#3 – Candidate Nurturing
Content marketing is important for candidate nurturing in the mid- to lower hiring funnel. All candidates should get a list of resources to help them in their job search, whether it’s with your organization or with another company in your industry. The key is to create a referral source that continues to drive high quality job seekers to expand and grow your employment brand and talent pipeline. This can be in the form of an FAQ along with other candidate assets that can help provide information about your company, unique qualities and custom content and resources targeted to your ideal candidates.
#4 – Candidate Marketing Email Campaigns
Using content marketing via email campaigns allows you to grow your talent pool and also has the potential to win over a candidate in the company-consumer relationship. If a top candidate isn’t selected for hire, he or she would typically receive a form letter from your ATS with a “thanks but no thanks.” And then they’re forgotten when your company has future hiring needs. This is an often overlooked opportunity for recruiters. If a candidate makes it far enough into your hiring process, consider segmenting out a list of top candidates that came close to being hired and setting up a newsletter that follows a more personalized rejection response. This is a way to keep your company relevant to quality candidates and will give you a pool of candidates to reach out to for future hiring needs. Your “former candidate” newsletter can include information about your company, as well as feature other positions open at your company (and new openings). This is a great strategy if you are focused on re-hiring boomerang employees or are looking to grow an alumni network.
#5 – Content for Targeting Candidate Personas
For any campaign to work, you need great content that aligns with your target candidates. In recruitment marketing, we develop candidate personas to help us decide what type of content a particular segment is more likely to respond to. This applies to segmented email campaigns, targeted PPC or CPC campaigns, social media targeting, and the content on your website.
For example, if your target audience for a specific hard-to-fill, high-level job opening is passive job seekers, your content would focus on why they should consider your job listing as a better option than the job that they already have. If you’re looking for entry-level candidates who might still be in college or working on a specific certification, you’ll want to focus content on helpful support for your target candidate’s education and training.
Where to Get Content Ideas?
All of the above can also be excellent tools for helping you decide what to write and in what format. Use a free keyword search tool or simply search common industry terms in Google to see what topics your ideal candidate looks for online, see what they share on social (especially LinkedIn), or ask your recruiting team what their most frequently asked questions are. You’ll generate dozens – or hundreds – of ideas for content quickly. Be sure to talk to your recent hires either using focus groups or via a new hire survey to gather further candidate intel. People love lists, how-to articles, and information that isn’t already all over the internet (like an inside look at how applicants can snag a job at your company, for example)!

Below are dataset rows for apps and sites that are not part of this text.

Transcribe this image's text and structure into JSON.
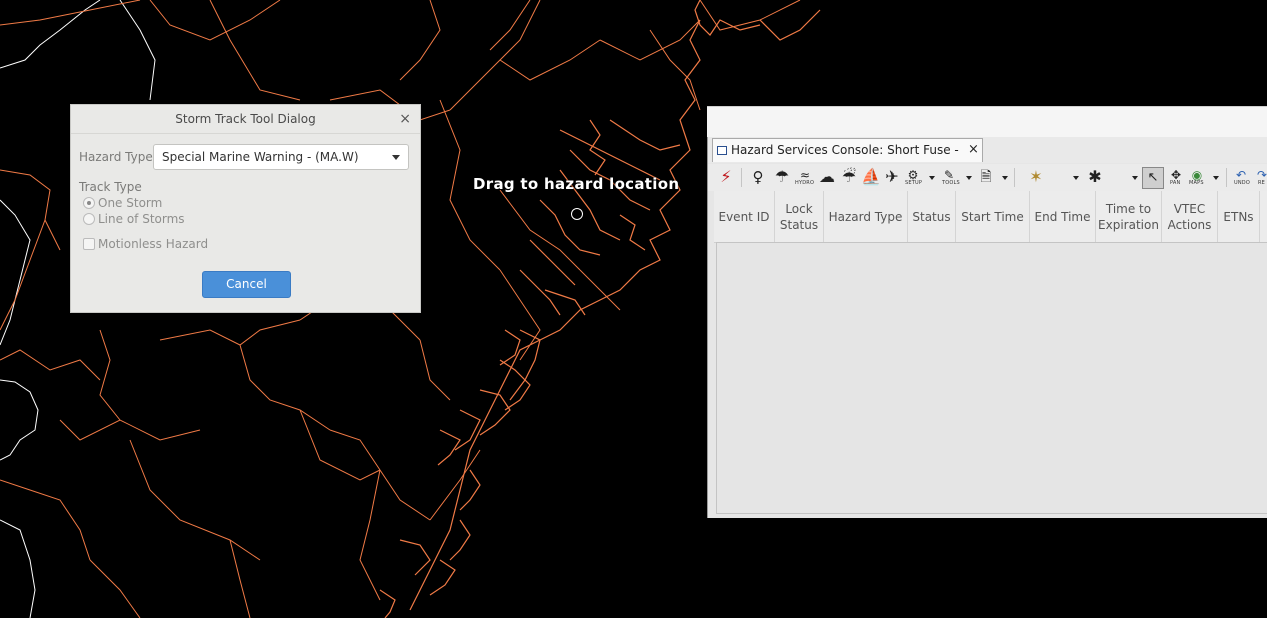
{
  "map": {
    "drag_hint": "Drag to hazard location"
  },
  "storm_dialog": {
    "title": "Storm Track Tool Dialog",
    "close_glyph": "×",
    "hazard_type_label": "Hazard Type",
    "hazard_type_value": "Special Marine Warning - (MA.W)",
    "track_type_label": "Track Type",
    "options": [
      {
        "label": "One Storm",
        "checked": true
      },
      {
        "label": "Line of Storms",
        "checked": false
      }
    ],
    "motionless_label": "Motionless Hazard",
    "motionless_checked": false,
    "cancel_label": "Cancel",
    "cancel_color": "#4a90d9"
  },
  "console": {
    "tab_title": "Hazard Services Console: Short Fuse - CHS",
    "tab_close": "×",
    "toolbar": {
      "hydro_label": "HYDRO",
      "setup_label": "SETUP",
      "tools_label": "TOOLS",
      "pan_label": "PAN",
      "maps_label": "MAPS",
      "undo_label": "UNDO",
      "redo_label": "RE"
    },
    "columns": [
      "Event ID",
      "Lock Status",
      "Hazard Type",
      "Status",
      "Start Time",
      "End Time",
      "Time to Expiration",
      "VTEC Actions",
      "ETNs"
    ]
  }
}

Finally, quality content is part of all forms of recruitment marketing, whether the format is digital ads, social media posts, emails, or any other method of candidate communication. And if there is one thing I’ve learned in my years of writing for websites (including my own), it’s that content is a long term strategy. It should have a “voice” that reflects your company brand and be an asset that aligns to your recruiting efforts, not one that replaces them.